» **To do**:
Could you print every record below exactly as it appears?

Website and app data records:
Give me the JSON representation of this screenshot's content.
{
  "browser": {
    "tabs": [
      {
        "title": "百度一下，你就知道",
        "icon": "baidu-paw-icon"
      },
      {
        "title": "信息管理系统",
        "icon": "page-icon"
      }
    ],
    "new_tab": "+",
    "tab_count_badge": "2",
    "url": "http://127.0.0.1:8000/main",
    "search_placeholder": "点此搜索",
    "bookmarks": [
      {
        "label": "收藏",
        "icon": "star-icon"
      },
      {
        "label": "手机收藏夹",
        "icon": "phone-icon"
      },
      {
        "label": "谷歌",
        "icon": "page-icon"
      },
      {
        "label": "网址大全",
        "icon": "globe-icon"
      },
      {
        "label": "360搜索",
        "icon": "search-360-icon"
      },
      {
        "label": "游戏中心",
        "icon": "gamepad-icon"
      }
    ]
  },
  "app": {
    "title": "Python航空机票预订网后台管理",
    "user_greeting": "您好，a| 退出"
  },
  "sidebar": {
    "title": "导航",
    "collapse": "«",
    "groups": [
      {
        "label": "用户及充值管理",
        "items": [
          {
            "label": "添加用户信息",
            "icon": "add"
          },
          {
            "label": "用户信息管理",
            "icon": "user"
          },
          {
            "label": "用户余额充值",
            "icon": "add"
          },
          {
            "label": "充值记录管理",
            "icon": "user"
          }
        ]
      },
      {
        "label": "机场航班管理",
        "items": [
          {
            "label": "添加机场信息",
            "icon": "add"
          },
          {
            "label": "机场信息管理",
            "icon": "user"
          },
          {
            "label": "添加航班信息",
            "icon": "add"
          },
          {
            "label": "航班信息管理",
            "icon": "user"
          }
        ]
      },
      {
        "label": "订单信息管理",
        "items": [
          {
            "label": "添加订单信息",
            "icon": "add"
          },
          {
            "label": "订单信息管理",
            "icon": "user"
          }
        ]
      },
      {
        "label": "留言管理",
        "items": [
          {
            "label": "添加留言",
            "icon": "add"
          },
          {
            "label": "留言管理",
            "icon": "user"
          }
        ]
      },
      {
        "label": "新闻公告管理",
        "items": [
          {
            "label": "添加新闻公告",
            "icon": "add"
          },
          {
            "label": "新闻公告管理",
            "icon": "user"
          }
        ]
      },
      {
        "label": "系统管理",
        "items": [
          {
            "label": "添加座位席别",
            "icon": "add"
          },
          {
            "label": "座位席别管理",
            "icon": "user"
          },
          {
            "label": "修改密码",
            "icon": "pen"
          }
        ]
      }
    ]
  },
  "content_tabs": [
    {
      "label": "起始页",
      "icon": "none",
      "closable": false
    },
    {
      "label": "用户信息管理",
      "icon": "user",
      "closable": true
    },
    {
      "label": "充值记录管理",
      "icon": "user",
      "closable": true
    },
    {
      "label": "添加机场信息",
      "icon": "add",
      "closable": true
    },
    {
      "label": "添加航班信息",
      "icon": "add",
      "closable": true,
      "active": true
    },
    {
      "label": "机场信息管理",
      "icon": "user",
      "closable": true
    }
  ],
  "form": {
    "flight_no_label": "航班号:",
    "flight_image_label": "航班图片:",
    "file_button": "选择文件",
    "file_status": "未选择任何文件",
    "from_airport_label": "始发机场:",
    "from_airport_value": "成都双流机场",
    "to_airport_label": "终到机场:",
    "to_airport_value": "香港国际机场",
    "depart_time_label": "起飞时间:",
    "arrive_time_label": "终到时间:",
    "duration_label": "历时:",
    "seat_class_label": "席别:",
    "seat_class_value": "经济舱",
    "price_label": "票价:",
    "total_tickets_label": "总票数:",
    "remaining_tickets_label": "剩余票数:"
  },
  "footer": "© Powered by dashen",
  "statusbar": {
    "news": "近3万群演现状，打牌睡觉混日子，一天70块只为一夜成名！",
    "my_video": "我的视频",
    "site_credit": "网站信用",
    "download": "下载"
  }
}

» **Written reply**:
Give me the JSON representation of this screenshot's content.
{
  "browser": {
    "tabs": [
      {
        "title": "百度一下，你就知道",
        "icon": "baidu-paw-icon"
      },
      {
        "title": "信息管理系统",
        "icon": "page-icon"
      }
    ],
    "new_tab": "+",
    "tab_count_badge": "2",
    "url": "http://127.0.0.1:8000/main",
    "search_placeholder": "点此搜索",
    "bookmarks": [
      {
        "label": "收藏",
        "icon": "star-icon"
      },
      {
        "label": "手机收藏夹",
        "icon": "phone-icon"
      },
      {
        "label": "谷歌",
        "icon": "page-icon"
      },
      {
        "label": "网址大全",
        "icon": "globe-icon"
      },
      {
        "label": "360搜索",
        "icon": "search-360-icon"
      },
      {
        "label": "游戏中心",
        "icon": "gamepad-icon"
      }
    ]
  },
  "app": {
    "title": "Python航空机票预订网后台管理",
    "user_greeting": "您好，a| 退出"
  },
  "sidebar": {
    "title": "导航",
    "collapse": "«",
    "groups": [
      {
        "label": "用户及充值管理",
        "items": [
          {
            "label": "添加用户信息",
            "icon": "add"
          },
          {
            "label": "用户信息管理",
            "icon": "user"
          },
          {
            "label": "用户余额充值",
            "icon": "add"
          },
          {
            "label": "充值记录管理",
            "icon": "user"
          }
        ]
      },
      {
        "label": "机场航班管理",
        "items": [
          {
            "label": "添加机场信息",
            "icon": "add"
          },
          {
            "label": "机场信息管理",
            "icon": "user"
          },
          {
            "label": "添加航班信息",
            "icon": "add"
          },
          {
            "label": "航班信息管理",
            "icon": "user"
          }
        ]
      },
      {
        "label": "订单信息管理",
        "items": [
          {
            "label": "添加订单信息",
            "icon": "add"
          },
          {
            "label": "订单信息管理",
            "icon": "user"
          }
        ]
      },
      {
        "label": "留言管理",
        "items": [
          {
            "label": "添加留言",
            "icon": "add"
          },
          {
            "label": "留言管理",
            "icon": "user"
          }
        ]
      },
      {
        "label": "新闻公告管理",
        "items": [
          {
            "label": "添加新闻公告",
            "icon": "add"
          },
          {
            "label": "新闻公告管理",
            "icon": "user"
          }
        ]
      },
      {
        "label": "系统管理",
        "items": [
          {
            "label": "添加座位席别",
            "icon": "add"
          },
          {
            "label": "座位席别管理",
            "icon": "user"
          },
          {
            "label": "修改密码",
            "icon": "pen"
          }
        ]
      }
    ]
  },
  "content_tabs": [
    {
      "label": "起始页",
      "icon": "none",
      "closable": false
    },
    {
      "label": "用户信息管理",
      "icon": "user",
      "closable": true
    },
    {
      "label": "充值记录管理",
      "icon": "user",
      "closable": true
    },
    {
      "label": "添加机场信息",
      "icon": "add",
      "closable": true
    },
    {
      "label": "添加航班信息",
      "icon": "add",
      "closable": true,
      "active": true
    },
    {
      "label": "机场信息管理",
      "icon": "user",
      "closable": true
    }
  ],
  "form": {
    "flight_no_label": "航班号:",
    "flight_image_label": "航班图片:",
    "file_button": "选择文件",
    "file_status": "未选择任何文件",
    "from_airport_label": "始发机场:",
    "from_airport_value": "成都双流机场",
    "to_airport_label": "终到机场:",
    "to_airport_value": "香港国际机场",
    "depart_time_label": "起飞时间:",
    "arrive_time_label": "终到时间:",
    "duration_label": "历时:",
    "seat_class_label": "席别:",
    "seat_class_value": "经济舱",
    "price_label": "票价:",
    "total_tickets_label": "总票数:",
    "remaining_tickets_label": "剩余票数:"
  },
  "footer": "© Powered by dashen",
  "statusbar": {
    "news": "近3万群演现状，打牌睡觉混日子，一天70块只为一夜成名！",
    "my_video": "我的视频",
    "site_credit": "网站信用",
    "download": "下载"
  }
}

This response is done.